As this report was nearing completion I found myself describing the remarkable lifecycle of the longfin eel to an acquaintance. At the end of a long life, longfin eels leave their freshwater homes to journey for thousands of kilometres north through the Pacific to breed somewhere near Fiji. The eggs hatch into transparent leaf-like larvae which drift on ocean currents all the way back to New Zealand. The larvae turn into tiny ‘glass eels’ and begin to swim up rivers and streams. Glass eels become elvers and these small wriggling slender fish continue to swim upstream in shoals until they find a place to call home. Here they stay and grow for many years until heeding the call to breed. Then an almost magical transformation takes place to prepare them for their great sea journey – their heads become streamlined, their eyes turn blue, their bellies turn silver.
At this point my acquaintance, a recreational fisherman, stopped me aghast. He realised that the giant silver-bellied creature he had once caught in a harbour must have been a longfin eel, and that he had killed it just before it was about to breed after decades of growth. It was an ignominious end for a creature that had likely lived longer than most people, and that belonged to a species that exists nowhere else on earth and is so interwoven with our history.

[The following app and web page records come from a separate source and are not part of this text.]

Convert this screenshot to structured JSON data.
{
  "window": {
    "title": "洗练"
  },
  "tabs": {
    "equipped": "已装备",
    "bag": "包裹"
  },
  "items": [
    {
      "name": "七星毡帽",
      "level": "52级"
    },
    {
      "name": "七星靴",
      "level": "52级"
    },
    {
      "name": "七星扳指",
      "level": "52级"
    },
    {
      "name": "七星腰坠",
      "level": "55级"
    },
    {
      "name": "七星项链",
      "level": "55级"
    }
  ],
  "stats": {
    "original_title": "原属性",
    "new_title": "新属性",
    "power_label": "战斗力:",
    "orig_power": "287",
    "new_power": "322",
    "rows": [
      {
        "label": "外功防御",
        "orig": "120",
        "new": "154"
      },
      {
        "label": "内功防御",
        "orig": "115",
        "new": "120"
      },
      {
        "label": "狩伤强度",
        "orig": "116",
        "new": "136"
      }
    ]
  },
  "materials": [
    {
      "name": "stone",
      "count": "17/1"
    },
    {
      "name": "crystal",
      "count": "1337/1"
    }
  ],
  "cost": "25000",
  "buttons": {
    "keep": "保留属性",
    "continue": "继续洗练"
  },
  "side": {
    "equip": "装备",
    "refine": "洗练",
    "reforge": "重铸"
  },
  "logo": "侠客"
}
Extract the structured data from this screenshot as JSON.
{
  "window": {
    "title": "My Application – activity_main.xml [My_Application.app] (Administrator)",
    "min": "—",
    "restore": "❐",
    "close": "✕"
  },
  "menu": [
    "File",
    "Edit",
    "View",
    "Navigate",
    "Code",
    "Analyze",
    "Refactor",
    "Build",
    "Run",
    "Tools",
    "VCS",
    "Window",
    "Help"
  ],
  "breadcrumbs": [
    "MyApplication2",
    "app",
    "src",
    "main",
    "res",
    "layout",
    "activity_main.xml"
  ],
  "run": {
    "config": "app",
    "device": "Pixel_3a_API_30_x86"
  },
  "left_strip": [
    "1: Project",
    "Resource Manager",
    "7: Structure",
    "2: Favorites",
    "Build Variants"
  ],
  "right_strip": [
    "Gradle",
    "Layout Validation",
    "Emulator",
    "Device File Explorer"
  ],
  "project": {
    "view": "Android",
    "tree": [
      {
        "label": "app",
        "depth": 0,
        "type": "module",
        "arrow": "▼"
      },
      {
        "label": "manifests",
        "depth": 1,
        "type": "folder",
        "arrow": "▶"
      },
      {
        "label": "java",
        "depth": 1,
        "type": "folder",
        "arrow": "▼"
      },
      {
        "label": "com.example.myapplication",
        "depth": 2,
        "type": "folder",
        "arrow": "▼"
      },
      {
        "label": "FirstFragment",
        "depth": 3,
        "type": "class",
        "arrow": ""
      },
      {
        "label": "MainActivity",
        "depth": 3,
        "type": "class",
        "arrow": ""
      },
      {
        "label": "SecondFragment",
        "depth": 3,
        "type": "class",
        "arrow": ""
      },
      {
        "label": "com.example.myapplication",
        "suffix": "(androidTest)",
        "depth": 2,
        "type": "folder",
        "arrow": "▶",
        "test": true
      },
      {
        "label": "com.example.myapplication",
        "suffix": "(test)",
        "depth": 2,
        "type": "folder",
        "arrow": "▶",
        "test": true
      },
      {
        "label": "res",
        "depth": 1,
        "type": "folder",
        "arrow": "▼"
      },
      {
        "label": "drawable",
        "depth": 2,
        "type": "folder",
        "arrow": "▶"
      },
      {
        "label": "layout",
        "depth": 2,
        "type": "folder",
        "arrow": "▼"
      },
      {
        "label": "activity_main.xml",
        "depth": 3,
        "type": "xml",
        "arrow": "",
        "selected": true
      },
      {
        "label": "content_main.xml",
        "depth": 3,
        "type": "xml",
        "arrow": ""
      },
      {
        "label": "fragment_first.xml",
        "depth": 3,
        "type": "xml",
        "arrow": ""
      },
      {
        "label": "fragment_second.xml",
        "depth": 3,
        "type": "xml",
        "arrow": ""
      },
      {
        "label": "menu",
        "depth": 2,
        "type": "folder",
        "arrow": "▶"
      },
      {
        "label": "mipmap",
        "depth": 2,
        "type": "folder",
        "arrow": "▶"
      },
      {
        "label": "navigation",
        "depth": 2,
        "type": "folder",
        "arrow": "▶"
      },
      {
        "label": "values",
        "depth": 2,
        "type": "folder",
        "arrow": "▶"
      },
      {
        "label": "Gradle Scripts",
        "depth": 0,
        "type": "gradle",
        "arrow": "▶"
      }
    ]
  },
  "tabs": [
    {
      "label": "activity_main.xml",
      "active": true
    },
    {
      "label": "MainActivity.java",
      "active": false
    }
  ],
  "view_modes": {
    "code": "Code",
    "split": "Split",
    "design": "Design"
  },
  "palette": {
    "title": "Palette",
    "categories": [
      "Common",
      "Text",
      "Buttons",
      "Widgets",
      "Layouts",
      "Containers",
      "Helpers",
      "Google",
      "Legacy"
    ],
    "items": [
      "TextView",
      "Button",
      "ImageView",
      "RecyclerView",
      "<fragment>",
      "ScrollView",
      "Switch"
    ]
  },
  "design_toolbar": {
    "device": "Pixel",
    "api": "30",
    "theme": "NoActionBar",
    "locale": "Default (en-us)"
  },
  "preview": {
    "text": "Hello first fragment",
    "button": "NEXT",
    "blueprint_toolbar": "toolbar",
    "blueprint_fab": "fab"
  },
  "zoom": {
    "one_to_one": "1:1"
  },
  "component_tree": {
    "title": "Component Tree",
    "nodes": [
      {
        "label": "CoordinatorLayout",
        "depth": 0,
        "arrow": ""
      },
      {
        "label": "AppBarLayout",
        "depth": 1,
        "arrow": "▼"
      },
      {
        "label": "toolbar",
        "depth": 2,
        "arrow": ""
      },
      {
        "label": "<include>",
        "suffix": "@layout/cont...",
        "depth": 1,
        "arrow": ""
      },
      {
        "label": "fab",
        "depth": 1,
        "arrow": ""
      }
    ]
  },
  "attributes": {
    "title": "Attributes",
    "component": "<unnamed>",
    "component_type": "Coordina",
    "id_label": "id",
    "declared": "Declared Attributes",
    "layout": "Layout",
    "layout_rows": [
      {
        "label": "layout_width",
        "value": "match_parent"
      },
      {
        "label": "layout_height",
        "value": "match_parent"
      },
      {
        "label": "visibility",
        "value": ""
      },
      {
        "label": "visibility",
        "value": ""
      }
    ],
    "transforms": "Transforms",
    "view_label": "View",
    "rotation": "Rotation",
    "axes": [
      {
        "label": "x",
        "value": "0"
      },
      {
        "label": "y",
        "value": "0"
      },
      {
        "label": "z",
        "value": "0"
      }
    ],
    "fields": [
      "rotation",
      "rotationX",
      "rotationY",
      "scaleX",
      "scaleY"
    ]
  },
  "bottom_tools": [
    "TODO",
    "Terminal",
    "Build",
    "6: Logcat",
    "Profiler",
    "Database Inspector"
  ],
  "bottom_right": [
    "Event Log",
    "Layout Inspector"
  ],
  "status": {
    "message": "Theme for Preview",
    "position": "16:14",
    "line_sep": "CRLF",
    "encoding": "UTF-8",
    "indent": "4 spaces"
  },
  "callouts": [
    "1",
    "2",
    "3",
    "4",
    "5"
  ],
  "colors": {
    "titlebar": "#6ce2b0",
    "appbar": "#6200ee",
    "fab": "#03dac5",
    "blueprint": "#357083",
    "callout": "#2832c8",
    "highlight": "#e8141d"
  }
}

The first Polynesians to arrive in New Zealand must have been astounded to find themselves dwarfed by moa. But lurking in the depths were more giants – snakelike fish they called tuna that would grow to the width of a man’s thigh, up to two meters long, and live as long as a hundred years. Eels became an important food source for Māori, but it was a relationship that extended beyond nourishment to respect, and even reverence. Over time they were even thought of as protectors or guardians.